You should write a book on your work with hexagonal maps. There is such a lack of information on this work that even after all these years, developing strategy simulations is still very much a “black art” that needs some good documentation for those that are interested in such game development.

This is why I am offering all of my work on this forum. It is not as advanced as your work clearly is but at least it is something… :slight_smile:

Hex maps in general can be treated very similarly to regular grid maps in most cases. Though this might not be obvious at first. To make this a little more obvious consider simply taking a grid and moving every odd column up by 1/2 of a grids height. Moving these back down essentially makes it a grid again.

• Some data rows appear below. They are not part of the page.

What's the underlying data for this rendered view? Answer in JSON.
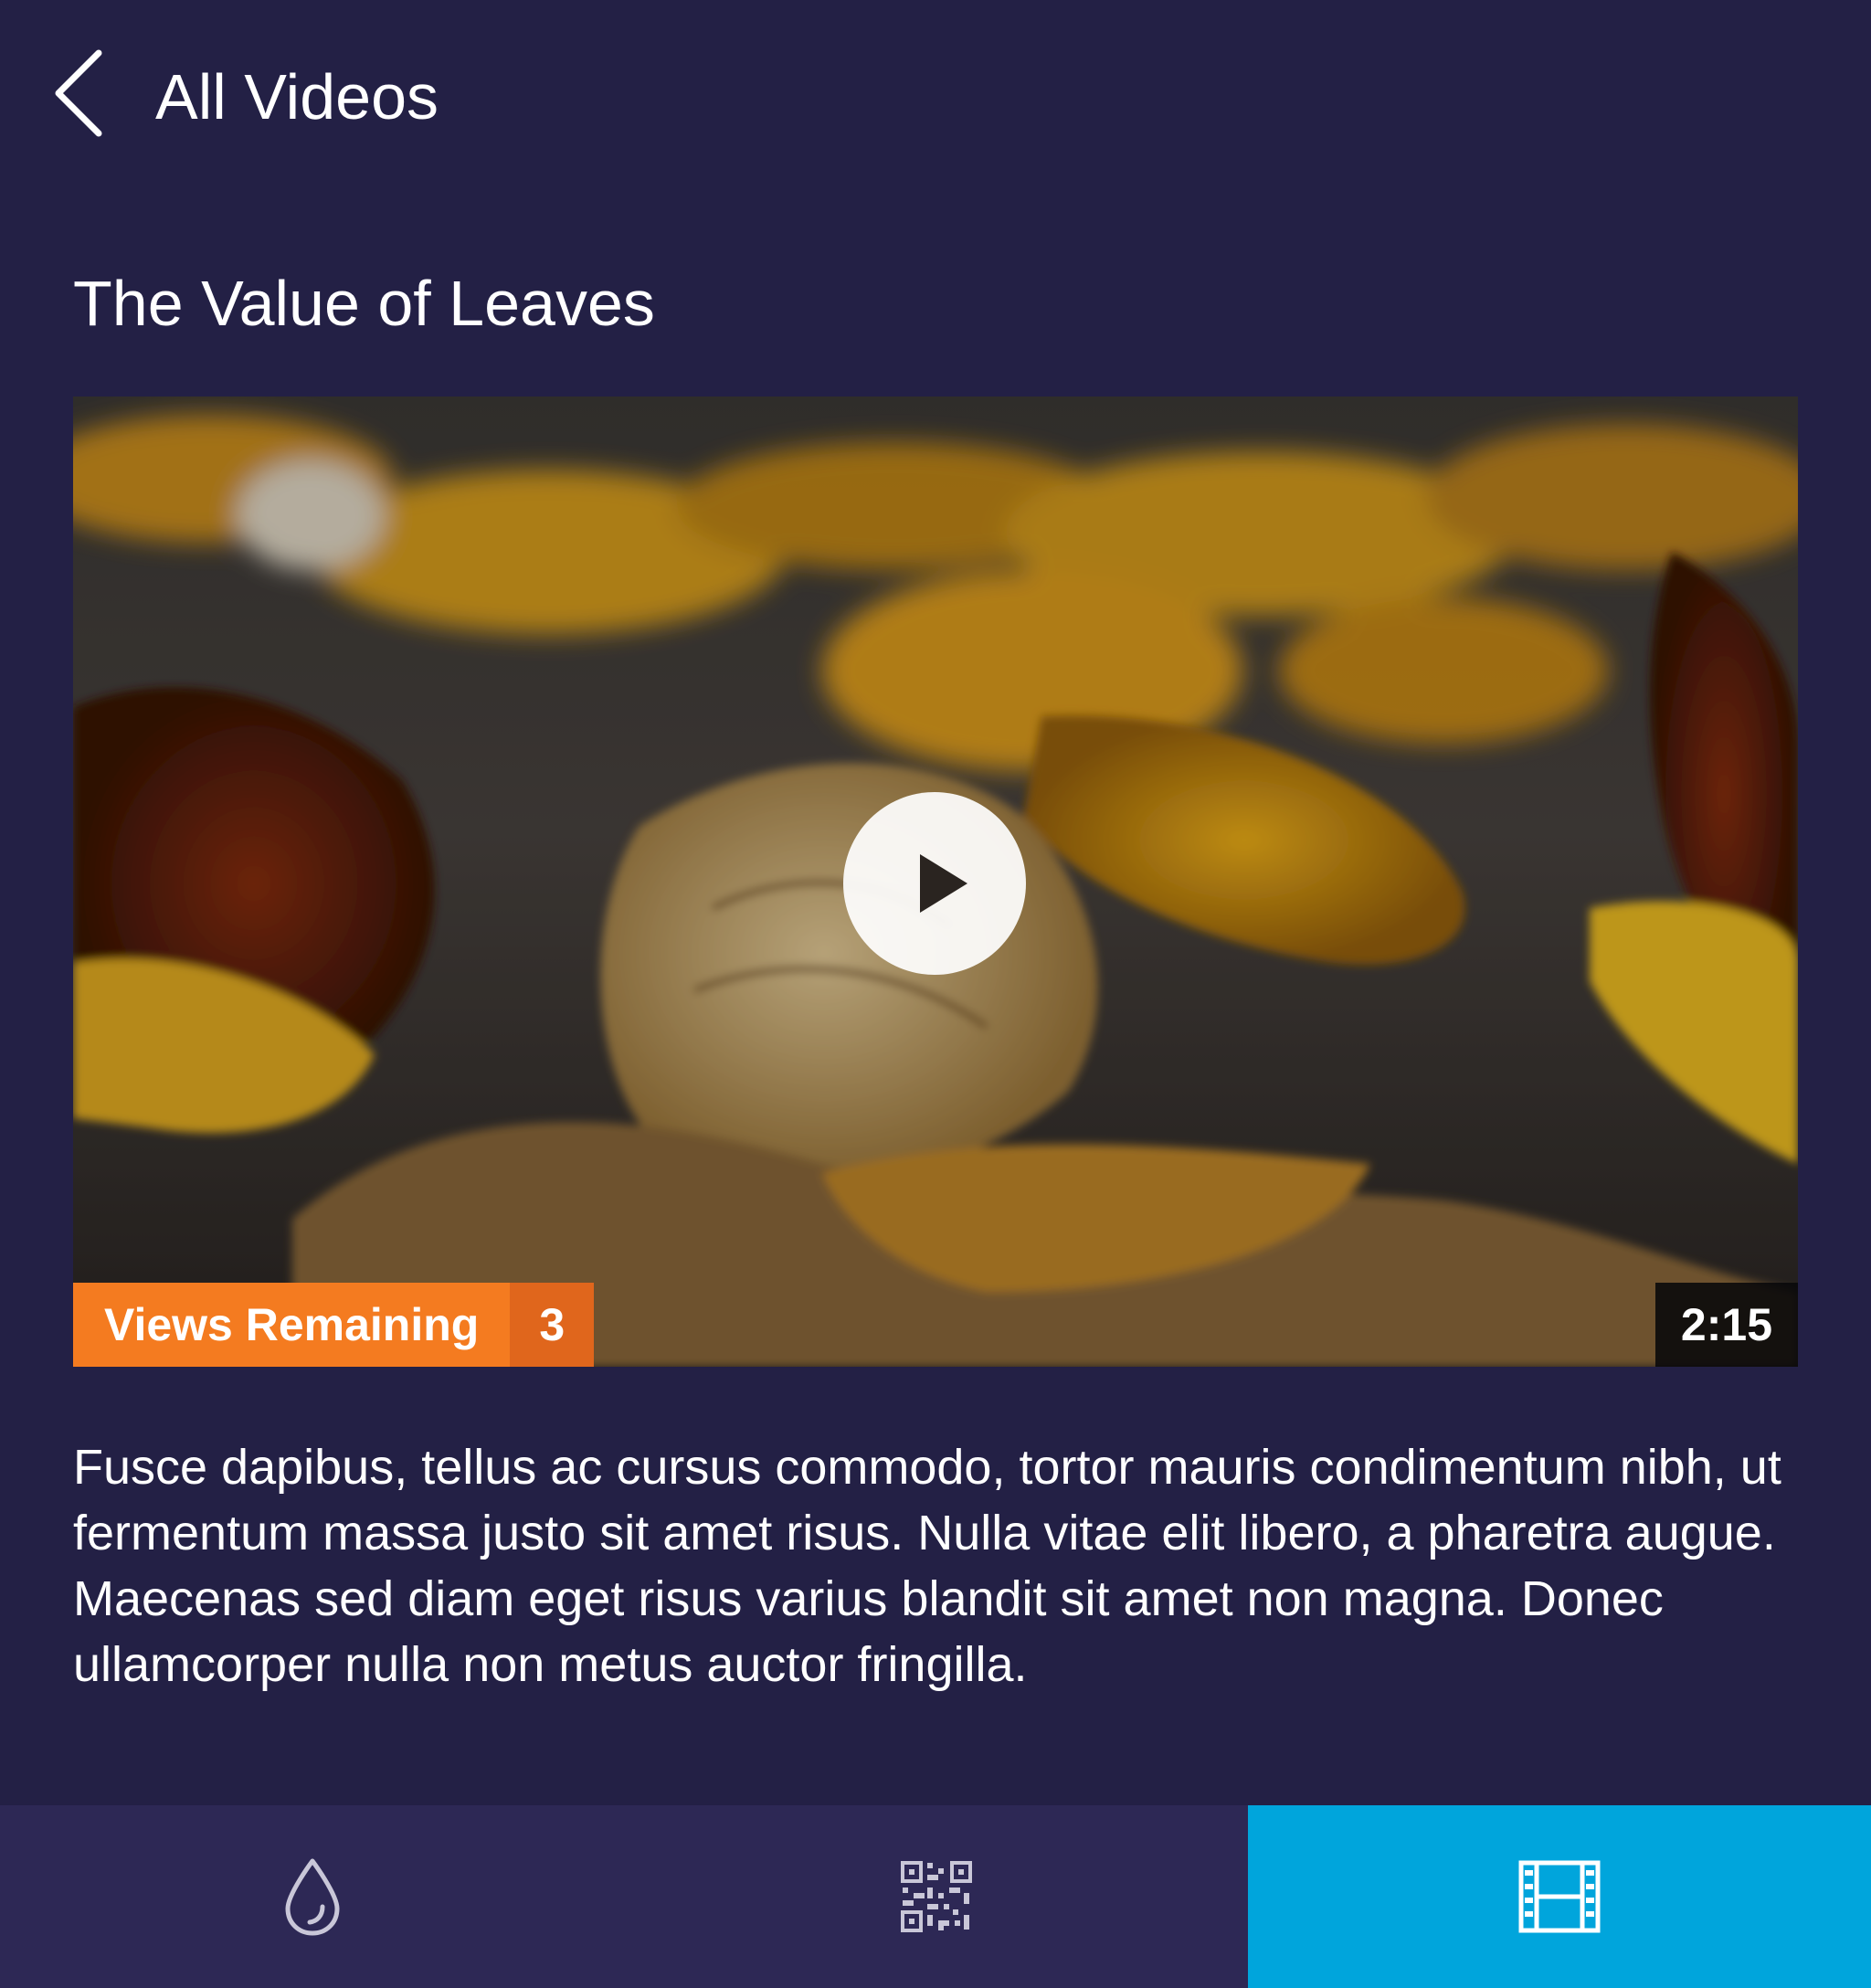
{
  "header": {
    "back_icon": "chevron-left-icon",
    "title": "All Videos"
  },
  "video": {
    "title": "The Value of Leaves",
    "thumbnail_icon": "autumn-leaves-thumbnail",
    "play_icon": "play-icon",
    "views_remaining_label": "Views Remaining",
    "views_remaining_count": "3",
    "duration": "2:15",
    "description": "Fusce dapibus, tellus ac cursus commodo, tortor mauris condimentum nibh, ut fermentum massa justo sit amet risus. Nulla vitae elit libero, a pharetra augue. Maecenas sed diam eget risus varius blandit sit amet non magna. Donec ullamcorper nulla non metus auctor fringilla."
  },
  "tabbar": {
    "tabs": [
      {
        "icon": "water-drop-icon",
        "active": false
      },
      {
        "icon": "qr-code-icon",
        "active": false
      },
      {
        "icon": "film-strip-icon",
        "active": true
      }
    ]
  },
  "colors": {
    "background": "#232045",
    "tabbar": "#2d2855",
    "active_tab": "#00a5dc",
    "views_badge": "#f47b20",
    "views_count_badge": "#e0661c"
  }
}
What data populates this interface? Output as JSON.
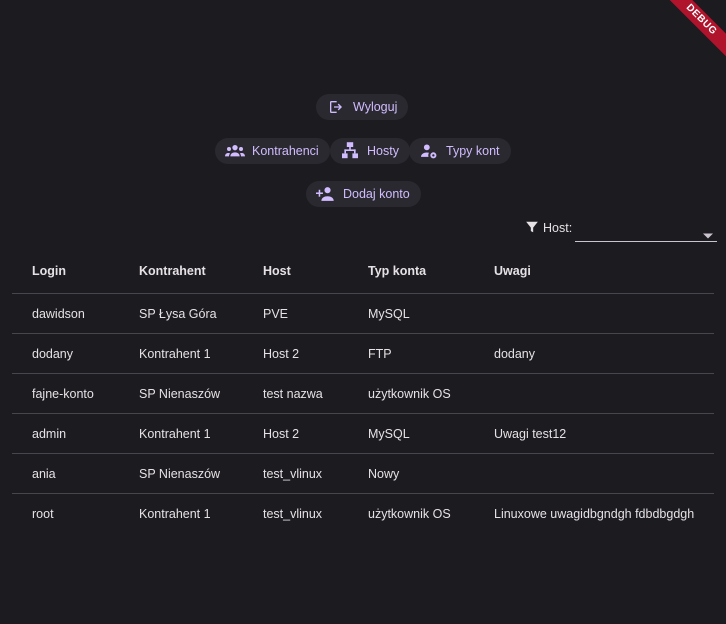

Numbering these in grid space with a single number 0 , 1 , 2 , 3 ect… from left to right top down then turning it back into hex map space is akin to 1d array that represents a 2d image.
This shows that essentially you can simply convert from one system to the other at will to use most formulas. Only when traversing on a hex by hex basis must you apply special rules for movement depending on if you begin on a odd or even location. Simply moving in X +1 is moving up then down in y over odd even as you move right that repeats over and over.
Finding a position a (x , y) index from a 1d representation or the reverse in grid space then becomes fairly trivial. To say just consider the non overlapping parts of a hexmap as a grid.

I found that the more difficult part is mapping using actual adjoining tiles.

I did write a little bit about the use of logically ordered tiles in a sprite-sheet which i call tilesets in the second post on this site here long ago. http://www.panzercentral.com/forum/viewtopic.php?f=132&t=48705&p=702379#p702379 Though its a bit specific to a game. It might be interesting to glance over.


Thank you again for your informative response. I apologize for not responding sooner but I have been very busy in the past two weeks rebuilding two machines, which have taken a lot of effort.

I believe I have already implemented a bit of what you are suggesting as it regards hexagonal tile offsets. Nonetheless, I am already working on the set of algorithms to determine the selection of a specific hexagonal tile. Should begin testing these routines in the next day or so.

I believe the code-base I am using for the basis of these routines also has algorithms for determining the neighbors to a specific hex tile but I will have to research this code further.

However, before I get into developing these complexities I am need to spend a little time with refactoring my code into a simpler and easier to understand hierarchy… :slight_smile: